### Your assignment
Keep every word the same. Repeat the records without their images.

### Information provided
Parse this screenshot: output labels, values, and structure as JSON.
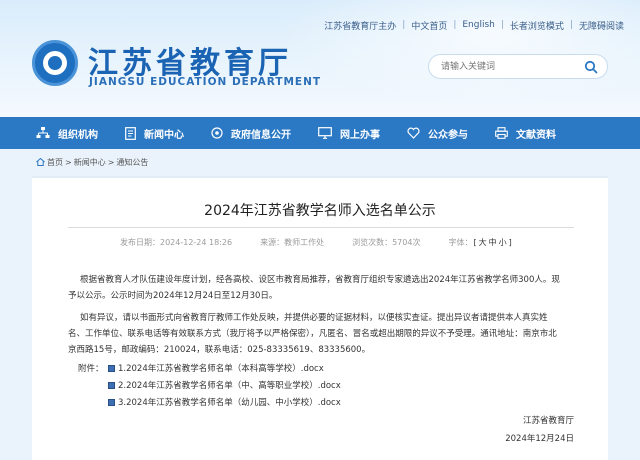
{
  "header": {
    "top_links": [
      "江苏省教育厅主办",
      "中文首页",
      "English",
      "长者浏览模式",
      "无障碍阅读"
    ],
    "site_title": "江苏省教育厅",
    "site_subtitle": "JIANGSU EDUCATION DEPARTMENT",
    "search_placeholder": "请输入关键词"
  },
  "nav": {
    "items": [
      {
        "label": "组织机构",
        "icon": "org-chart-icon"
      },
      {
        "label": "新闻中心",
        "icon": "document-icon"
      },
      {
        "label": "政府信息公开",
        "icon": "target-icon"
      },
      {
        "label": "网上办事",
        "icon": "monitor-icon"
      },
      {
        "label": "公众参与",
        "icon": "heart-icon"
      },
      {
        "label": "文献资料",
        "icon": "printer-icon"
      }
    ]
  },
  "breadcrumb": {
    "home": "首页",
    "sep": ">",
    "level1": "新闻中心",
    "level2": "通知公告"
  },
  "article": {
    "title": "2024年江苏省教学名师入选名单公示",
    "meta": {
      "date": "发布日期：2024-12-24 18:26",
      "source": "来源：教师工作处",
      "views": "浏览次数：5704次",
      "font_label": "字体：",
      "font_big": "大",
      "font_mid": "中",
      "font_small": "小"
    },
    "para1_line1": "根据省教育人才队伍建设年度计划，经各高校、设区市教育局推荐，省教育厅组织专家遴选出2024年江苏省教学名师300人。现",
    "para1_line2": "予以公示。公示时间为2024年12月24日至12月30日。",
    "para2_line1": "如有异议，请以书面形式向省教育厅教师工作处反映，并提供必要的证据材料，以便核实查证。提出异议者请提供本人真实姓",
    "para2_line2": "名、工作单位、联系电话等有效联系方式（我厅将予以严格保密），凡匿名、冒名或超出期限的异议不予受理。通讯地址：南京市北",
    "para2_line3": "京西路15号，邮政编码：210024，联系电话：025-83335619、83335600。",
    "attachments_label": "附件：",
    "attachments": [
      "1.2024年江苏省教学名师名单（本科高等学校）.docx",
      "2.2024年江苏省教学名师名单（中、高等职业学校）.docx",
      "3.2024年江苏省教学名师名单（幼儿园、中小学校）.docx"
    ],
    "signature_org": "江苏省教育厅",
    "signature_date": "2024年12月24日"
  },
  "colors": {
    "nav_bg": "#2b78c4",
    "brand_blue": "#1b63b3",
    "page_bg": "#eaf3fb"
  }
}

### Response box
Parse this screenshot: output labels, values, and structure as JSON.
{
  "header": {
    "top_links": [
      "江苏省教育厅主办",
      "中文首页",
      "English",
      "长者浏览模式",
      "无障碍阅读"
    ],
    "site_title": "江苏省教育厅",
    "site_subtitle": "JIANGSU EDUCATION DEPARTMENT",
    "search_placeholder": "请输入关键词"
  },
  "nav": {
    "items": [
      {
        "label": "组织机构",
        "icon": "org-chart-icon"
      },
      {
        "label": "新闻中心",
        "icon": "document-icon"
      },
      {
        "label": "政府信息公开",
        "icon": "target-icon"
      },
      {
        "label": "网上办事",
        "icon": "monitor-icon"
      },
      {
        "label": "公众参与",
        "icon": "heart-icon"
      },
      {
        "label": "文献资料",
        "icon": "printer-icon"
      }
    ]
  },
  "breadcrumb": {
    "home": "首页",
    "sep": ">",
    "level1": "新闻中心",
    "level2": "通知公告"
  },
  "article": {
    "title": "2024年江苏省教学名师入选名单公示",
    "meta": {
      "date": "发布日期：2024-12-24 18:26",
      "source": "来源：教师工作处",
      "views": "浏览次数：5704次",
      "font_label": "字体：",
      "font_big": "大",
      "font_mid": "中",
      "font_small": "小"
    },
    "para1_line1": "根据省教育人才队伍建设年度计划，经各高校、设区市教育局推荐，省教育厅组织专家遴选出2024年江苏省教学名师300人。现",
    "para1_line2": "予以公示。公示时间为2024年12月24日至12月30日。",
    "para2_line1": "如有异议，请以书面形式向省教育厅教师工作处反映，并提供必要的证据材料，以便核实查证。提出异议者请提供本人真实姓",
    "para2_line2": "名、工作单位、联系电话等有效联系方式（我厅将予以严格保密），凡匿名、冒名或超出期限的异议不予受理。通讯地址：南京市北",
    "para2_line3": "京西路15号，邮政编码：210024，联系电话：025-83335619、83335600。",
    "attachments_label": "附件：",
    "attachments": [
      "1.2024年江苏省教学名师名单（本科高等学校）.docx",
      "2.2024年江苏省教学名师名单（中、高等职业学校）.docx",
      "3.2024年江苏省教学名师名单（幼儿园、中小学校）.docx"
    ],
    "signature_org": "江苏省教育厅",
    "signature_date": "2024年12月24日"
  },
  "colors": {
    "nav_bg": "#2b78c4",
    "brand_blue": "#1b63b3",
    "page_bg": "#eaf3fb"
  }
}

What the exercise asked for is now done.